What Do High School Leaders Know About Their Students’ Paths After High School? Not Enough.


The old adage “You don’t know what you don’t know” can be problematic when it comes to understanding how high schoolers are doing after graduation. For school leaders, a lack of data makes it hard to craft goals and metrics around high school graduates’ postsecondary paths.

Too few high school principals have access to data that helps them understand how their students fare after leaving high school, according to new findings from a forthcoming report from the RAND American School Leader Panel. Almost a third of school leaders report no access to data on whether their students enrolled in a two- or four-year college. And, a majority report they have no details on whether students required remediation after entering postsecondary education.

Perhaps more concerning, very few principals report access to the individual-level data needed to better understand and engage in continuous improvement to improve students’ readiness for and access to postsecondary education. Moreover, while the survey did not ask principals about information related to other, non-college pathways, such as military enlistment or apprenticeships, our grantee partners across the country report that these data are even less available to help inform educators, students, and their families.

Given this lack of information, it’s not surprising that almost half of principals report no formal goals around college enrollment for their school and even fewer have goals around avoiding remediation. In the midst of a national push to help more students not just enter college, but also succeed in college, very few high school leaders have goals that would support these critical efforts. 79% of school leaders also report they have no formal goals related to college “match” or “fit” – crucial to addressing undermatch and advising students towards postsecondary options that match their academic profiles and support their success.

View from the Field
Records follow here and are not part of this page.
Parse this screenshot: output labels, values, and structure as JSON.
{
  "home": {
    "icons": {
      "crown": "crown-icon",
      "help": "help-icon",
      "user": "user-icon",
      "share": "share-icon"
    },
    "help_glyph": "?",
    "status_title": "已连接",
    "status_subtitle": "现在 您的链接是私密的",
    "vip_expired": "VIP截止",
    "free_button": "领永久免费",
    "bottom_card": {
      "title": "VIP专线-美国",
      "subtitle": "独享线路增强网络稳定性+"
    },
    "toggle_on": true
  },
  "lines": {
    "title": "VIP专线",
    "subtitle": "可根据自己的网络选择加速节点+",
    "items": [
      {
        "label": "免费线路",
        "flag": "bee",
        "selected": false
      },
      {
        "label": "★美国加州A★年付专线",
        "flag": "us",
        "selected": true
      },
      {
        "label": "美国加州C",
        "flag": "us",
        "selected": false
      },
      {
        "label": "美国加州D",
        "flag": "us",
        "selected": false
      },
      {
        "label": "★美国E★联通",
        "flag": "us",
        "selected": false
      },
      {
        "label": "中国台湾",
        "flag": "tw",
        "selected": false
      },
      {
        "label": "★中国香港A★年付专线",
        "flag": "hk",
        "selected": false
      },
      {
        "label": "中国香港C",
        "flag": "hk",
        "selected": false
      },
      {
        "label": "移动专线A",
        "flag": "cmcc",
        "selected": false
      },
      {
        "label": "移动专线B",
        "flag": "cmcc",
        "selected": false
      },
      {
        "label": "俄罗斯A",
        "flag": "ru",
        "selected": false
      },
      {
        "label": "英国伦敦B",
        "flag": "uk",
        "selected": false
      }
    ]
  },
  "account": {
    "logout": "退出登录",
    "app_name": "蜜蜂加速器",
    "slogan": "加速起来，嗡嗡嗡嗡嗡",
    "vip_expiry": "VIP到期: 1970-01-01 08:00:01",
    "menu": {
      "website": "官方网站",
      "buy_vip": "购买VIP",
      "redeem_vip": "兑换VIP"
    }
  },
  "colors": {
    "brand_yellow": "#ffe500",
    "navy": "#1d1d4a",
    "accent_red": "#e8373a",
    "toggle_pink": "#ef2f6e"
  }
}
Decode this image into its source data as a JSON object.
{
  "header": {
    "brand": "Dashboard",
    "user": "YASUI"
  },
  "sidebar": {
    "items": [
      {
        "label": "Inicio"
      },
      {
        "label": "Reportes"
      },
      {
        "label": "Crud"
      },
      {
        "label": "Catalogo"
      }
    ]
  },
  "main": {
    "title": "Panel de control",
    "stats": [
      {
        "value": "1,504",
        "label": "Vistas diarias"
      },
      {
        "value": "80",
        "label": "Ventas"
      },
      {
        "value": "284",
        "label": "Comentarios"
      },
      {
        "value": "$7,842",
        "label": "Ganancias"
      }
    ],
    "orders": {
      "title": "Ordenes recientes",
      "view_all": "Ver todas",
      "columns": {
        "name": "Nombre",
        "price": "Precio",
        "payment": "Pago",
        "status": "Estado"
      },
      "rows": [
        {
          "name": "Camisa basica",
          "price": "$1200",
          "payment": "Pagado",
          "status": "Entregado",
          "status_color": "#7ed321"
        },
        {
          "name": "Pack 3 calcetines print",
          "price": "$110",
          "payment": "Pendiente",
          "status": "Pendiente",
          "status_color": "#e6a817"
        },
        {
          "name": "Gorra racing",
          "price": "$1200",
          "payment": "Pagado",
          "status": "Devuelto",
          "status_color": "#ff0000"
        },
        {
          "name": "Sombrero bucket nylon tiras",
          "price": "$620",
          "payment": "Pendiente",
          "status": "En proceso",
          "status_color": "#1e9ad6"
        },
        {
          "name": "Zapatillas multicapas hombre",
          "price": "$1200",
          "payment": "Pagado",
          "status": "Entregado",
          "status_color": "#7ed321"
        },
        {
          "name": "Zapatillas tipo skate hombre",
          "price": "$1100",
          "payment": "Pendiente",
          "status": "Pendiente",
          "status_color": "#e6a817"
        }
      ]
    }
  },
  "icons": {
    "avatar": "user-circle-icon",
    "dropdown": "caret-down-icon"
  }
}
Contrast what we see in the national survey with what our twenty Advising Challenge grantees, who are working to improve postsecondary advising for high school students, told us about the importance of data. Our partner, the National College Access Network (NCAN), found that in grantees’ first year reflections, data stands out as one of the most critical enablers – and barriers – to these systems’ continuous improvement efforts towards more equitable outcomes for students.

One big finding: Many grantees had not previously analyzed where their students were enrolling post-graduation. These data produced a number of “a-ha” moments:

  • “The administrators had many of the same realizations that the advising teams did, including the fact that a large number of our college-going students are choosing to attend a community college that has the lowest completion rate in the state by far. The recognition that we need to include match as a part of the advising conversations that we are having with students has been a powerful takeaway.”
  • “We had never looked at these data before, so it caused us to seriously think about where our students are going to college and how prepared they are for success once they arrive there.”
  • “This was a major a-ha moment for our district to start thinking about persistence, are they transitioning to four-year schools, are they graduating from the two-year school?”

For us, these findings point to two big takeaways for our work over the coming year:

First, data must be easier to access and use. Too many school leaders and educators lack access to the data they need. And even when they have access to data, educators need support to use those data in continuous improvement efforts.

Second, access to the right information catalyzes both educators and community leaders to act. This is the good news. We know that high schools meaningfully impact students’ transition to and through postsecondary institutions. And, when equipped with the right information and support, high school leaders can take actions that significantly increase their students’ postsecondary success.